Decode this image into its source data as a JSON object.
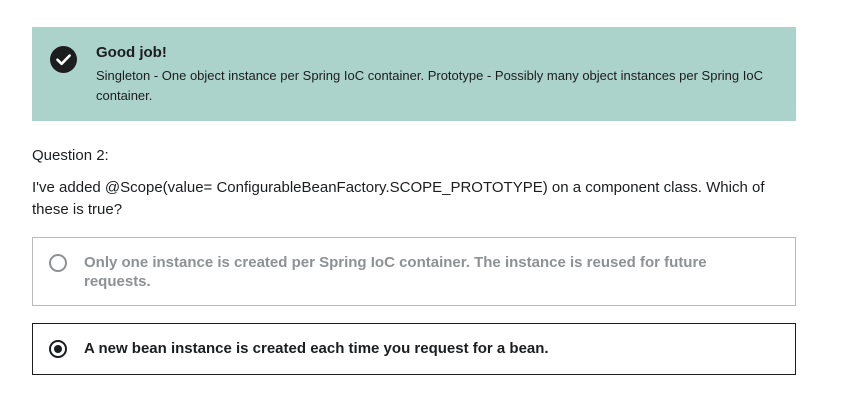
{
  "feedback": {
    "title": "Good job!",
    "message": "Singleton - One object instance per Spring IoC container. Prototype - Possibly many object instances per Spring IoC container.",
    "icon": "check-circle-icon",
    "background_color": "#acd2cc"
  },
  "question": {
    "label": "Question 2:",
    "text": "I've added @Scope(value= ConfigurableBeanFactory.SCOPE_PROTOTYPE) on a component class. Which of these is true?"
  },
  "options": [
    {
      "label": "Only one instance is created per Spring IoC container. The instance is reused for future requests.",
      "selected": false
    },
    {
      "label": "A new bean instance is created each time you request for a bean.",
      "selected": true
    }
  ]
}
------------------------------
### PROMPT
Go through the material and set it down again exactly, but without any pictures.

### SOLVED EXERCISE
Decode this image into its source data as a JSON object.
{
  "feedback": {
    "title": "Good job!",
    "message": "Singleton - One object instance per Spring IoC container. Prototype - Possibly many object instances per Spring IoC container.",
    "icon": "check-circle-icon",
    "background_color": "#acd2cc"
  },
  "question": {
    "label": "Question 2:",
    "text": "I've added @Scope(value= ConfigurableBeanFactory.SCOPE_PROTOTYPE) on a component class. Which of these is true?"
  },
  "options": [
    {
      "label": "Only one instance is created per Spring IoC container. The instance is reused for future requests.",
      "selected": false
    },
    {
      "label": "A new bean instance is created each time you request for a bean.",
      "selected": true
    }
  ]
}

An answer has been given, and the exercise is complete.